“A horse while on stride, or part of the horse’s sulky, that leaves the race course by going inside the pylons which constitutes the inside limits of the course, when not forced to do so as a result of the actions of another driver and/or horse, shall be in violation of this rule.
Certainly, it could be argued that driver Greg Merton was forced inside the pylons by the entire field scattering in front of him and it appeared he took the safest route for him and his horse at the moment he chose to steer left.

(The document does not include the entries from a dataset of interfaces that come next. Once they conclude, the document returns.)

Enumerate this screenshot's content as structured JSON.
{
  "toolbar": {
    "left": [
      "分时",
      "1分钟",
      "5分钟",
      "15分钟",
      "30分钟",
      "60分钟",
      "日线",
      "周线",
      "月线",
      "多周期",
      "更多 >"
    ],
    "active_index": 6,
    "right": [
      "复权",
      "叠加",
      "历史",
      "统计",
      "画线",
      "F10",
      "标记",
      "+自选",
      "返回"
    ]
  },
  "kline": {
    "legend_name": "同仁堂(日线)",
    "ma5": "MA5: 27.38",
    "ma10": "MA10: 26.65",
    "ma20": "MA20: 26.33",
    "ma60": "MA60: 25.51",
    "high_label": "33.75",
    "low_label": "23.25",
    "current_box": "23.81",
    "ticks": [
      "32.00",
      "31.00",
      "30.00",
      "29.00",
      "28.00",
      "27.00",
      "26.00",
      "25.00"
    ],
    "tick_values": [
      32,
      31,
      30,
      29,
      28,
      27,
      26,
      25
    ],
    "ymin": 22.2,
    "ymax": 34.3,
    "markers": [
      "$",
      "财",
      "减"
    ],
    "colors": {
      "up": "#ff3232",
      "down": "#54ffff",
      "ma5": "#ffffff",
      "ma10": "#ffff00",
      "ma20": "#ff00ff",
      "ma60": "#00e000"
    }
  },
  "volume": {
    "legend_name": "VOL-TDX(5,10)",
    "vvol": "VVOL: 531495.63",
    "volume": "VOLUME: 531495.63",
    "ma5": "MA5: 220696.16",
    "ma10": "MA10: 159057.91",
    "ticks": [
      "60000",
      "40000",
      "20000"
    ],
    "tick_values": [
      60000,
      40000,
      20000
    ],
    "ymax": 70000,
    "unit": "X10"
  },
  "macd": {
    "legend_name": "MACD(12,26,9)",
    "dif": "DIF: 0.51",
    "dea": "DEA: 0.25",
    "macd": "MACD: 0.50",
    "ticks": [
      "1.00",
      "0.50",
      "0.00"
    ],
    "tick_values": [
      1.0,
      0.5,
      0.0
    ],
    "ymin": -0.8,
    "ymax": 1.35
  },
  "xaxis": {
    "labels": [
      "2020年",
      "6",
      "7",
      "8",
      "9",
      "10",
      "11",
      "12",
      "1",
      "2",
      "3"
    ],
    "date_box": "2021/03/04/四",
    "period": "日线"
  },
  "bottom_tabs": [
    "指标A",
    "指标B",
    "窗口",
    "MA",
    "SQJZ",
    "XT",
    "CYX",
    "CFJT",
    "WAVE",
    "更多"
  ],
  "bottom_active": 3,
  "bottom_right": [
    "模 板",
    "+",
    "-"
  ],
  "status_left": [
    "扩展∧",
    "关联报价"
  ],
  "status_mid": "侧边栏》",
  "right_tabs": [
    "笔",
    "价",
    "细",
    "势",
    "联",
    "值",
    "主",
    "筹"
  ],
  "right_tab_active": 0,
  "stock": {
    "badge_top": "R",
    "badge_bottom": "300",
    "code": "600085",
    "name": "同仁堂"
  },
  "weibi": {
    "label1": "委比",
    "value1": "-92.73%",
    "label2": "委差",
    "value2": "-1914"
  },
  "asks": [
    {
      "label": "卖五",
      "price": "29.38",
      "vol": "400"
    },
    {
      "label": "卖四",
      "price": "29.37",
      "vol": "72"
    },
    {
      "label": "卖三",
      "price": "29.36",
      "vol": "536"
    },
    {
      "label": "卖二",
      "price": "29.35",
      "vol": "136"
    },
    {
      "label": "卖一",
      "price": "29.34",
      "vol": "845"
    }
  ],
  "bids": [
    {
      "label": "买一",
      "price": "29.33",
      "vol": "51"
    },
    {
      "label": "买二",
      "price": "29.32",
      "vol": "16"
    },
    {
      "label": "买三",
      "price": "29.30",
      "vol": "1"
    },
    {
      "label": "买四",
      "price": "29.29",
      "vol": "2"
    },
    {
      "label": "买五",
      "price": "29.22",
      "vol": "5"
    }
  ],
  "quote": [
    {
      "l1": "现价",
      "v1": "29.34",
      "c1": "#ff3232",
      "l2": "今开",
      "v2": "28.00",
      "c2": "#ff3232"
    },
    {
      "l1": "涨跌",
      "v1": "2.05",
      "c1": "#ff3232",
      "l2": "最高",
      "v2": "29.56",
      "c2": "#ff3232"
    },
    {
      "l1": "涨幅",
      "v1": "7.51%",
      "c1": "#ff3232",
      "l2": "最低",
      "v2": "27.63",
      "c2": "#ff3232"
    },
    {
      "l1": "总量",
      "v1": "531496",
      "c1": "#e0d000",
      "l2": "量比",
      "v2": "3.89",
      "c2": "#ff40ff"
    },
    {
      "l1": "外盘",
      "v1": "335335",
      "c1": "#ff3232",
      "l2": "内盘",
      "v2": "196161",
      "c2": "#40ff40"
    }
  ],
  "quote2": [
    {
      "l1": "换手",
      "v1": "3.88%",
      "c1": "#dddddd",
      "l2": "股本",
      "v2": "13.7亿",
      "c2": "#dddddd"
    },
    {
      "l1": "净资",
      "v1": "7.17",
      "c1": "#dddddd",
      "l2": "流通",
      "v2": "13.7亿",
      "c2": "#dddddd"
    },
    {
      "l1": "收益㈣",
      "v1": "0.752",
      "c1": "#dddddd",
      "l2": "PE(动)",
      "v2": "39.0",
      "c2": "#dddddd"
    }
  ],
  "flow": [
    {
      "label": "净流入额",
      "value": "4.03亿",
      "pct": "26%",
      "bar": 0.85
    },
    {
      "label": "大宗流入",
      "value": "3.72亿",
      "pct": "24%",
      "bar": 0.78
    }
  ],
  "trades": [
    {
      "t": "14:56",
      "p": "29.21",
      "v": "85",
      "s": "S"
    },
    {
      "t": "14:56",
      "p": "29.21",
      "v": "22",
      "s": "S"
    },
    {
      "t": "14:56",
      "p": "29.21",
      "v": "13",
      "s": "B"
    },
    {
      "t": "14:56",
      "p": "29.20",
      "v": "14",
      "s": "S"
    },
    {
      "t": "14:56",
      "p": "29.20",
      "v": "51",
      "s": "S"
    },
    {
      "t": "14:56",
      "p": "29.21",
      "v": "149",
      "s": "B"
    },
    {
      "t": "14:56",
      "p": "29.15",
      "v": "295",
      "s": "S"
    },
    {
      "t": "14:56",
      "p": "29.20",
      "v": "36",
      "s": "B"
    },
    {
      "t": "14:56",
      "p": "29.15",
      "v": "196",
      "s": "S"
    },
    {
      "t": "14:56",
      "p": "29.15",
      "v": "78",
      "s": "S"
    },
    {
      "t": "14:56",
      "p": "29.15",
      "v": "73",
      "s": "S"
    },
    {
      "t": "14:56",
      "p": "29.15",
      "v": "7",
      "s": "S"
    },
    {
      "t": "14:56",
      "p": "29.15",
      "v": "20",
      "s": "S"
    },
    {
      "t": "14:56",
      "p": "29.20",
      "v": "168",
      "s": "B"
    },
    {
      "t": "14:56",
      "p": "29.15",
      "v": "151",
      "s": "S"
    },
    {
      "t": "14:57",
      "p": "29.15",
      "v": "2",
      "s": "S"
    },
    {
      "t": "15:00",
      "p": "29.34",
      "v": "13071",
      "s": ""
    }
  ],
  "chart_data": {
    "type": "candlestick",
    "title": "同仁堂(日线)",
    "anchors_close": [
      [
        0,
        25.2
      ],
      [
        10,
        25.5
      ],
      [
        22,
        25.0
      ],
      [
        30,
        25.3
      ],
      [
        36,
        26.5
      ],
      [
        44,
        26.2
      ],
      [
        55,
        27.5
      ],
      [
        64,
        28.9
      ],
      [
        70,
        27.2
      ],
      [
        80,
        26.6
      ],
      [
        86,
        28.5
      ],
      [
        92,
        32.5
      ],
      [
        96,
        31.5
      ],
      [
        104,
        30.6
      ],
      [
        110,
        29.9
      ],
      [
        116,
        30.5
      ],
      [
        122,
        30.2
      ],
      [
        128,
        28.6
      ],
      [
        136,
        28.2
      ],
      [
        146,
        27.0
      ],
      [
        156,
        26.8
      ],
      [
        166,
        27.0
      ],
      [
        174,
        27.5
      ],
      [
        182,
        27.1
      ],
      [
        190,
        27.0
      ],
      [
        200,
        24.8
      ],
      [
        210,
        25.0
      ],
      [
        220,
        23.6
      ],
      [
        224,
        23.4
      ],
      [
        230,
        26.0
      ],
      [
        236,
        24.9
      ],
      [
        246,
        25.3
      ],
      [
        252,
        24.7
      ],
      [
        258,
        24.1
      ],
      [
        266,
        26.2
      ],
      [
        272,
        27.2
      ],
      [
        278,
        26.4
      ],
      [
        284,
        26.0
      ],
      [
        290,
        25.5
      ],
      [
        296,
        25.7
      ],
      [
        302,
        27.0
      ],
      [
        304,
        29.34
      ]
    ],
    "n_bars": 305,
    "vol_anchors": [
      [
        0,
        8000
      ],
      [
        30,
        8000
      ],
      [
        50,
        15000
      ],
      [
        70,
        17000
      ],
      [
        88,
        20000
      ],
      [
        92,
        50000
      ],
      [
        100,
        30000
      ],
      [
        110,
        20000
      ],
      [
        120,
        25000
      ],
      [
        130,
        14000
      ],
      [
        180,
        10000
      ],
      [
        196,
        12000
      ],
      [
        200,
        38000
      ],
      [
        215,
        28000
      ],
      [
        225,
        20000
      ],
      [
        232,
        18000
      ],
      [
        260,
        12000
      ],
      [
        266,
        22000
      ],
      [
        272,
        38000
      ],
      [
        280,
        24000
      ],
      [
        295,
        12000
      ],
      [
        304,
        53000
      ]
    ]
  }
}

Some opined that he had no other reasonable choice. “He HAD to leave the course or else,” chimed in Moira Fanning of the Hambletonian Society. Her comments were echoed by Julie Allison. “They all went everywhere… it would have been too hard to try and place them,” she reasoned.
Yonkers track announcer John Hernan may have hit the nail on the head with his comments, that suggested the judges were in a no-win situation with the bettors. “Either way the judges went would have been unpopular, he did leave but it could have been a horrible scene.” He wrote. “Upon watching it several times, the judges deemed, I think correctly, Merton was justified to leave course. I think part of it is discretionary.”
While some disgruntled punters may have seen this is just “another way to lose a race”, those that cashed in on the exacta or tri would have no complaints. Maybe it’s a case of extreme “racing luck” with the best part of the entire incident being that all horses were steered to safety by their quick-thinking teamsters.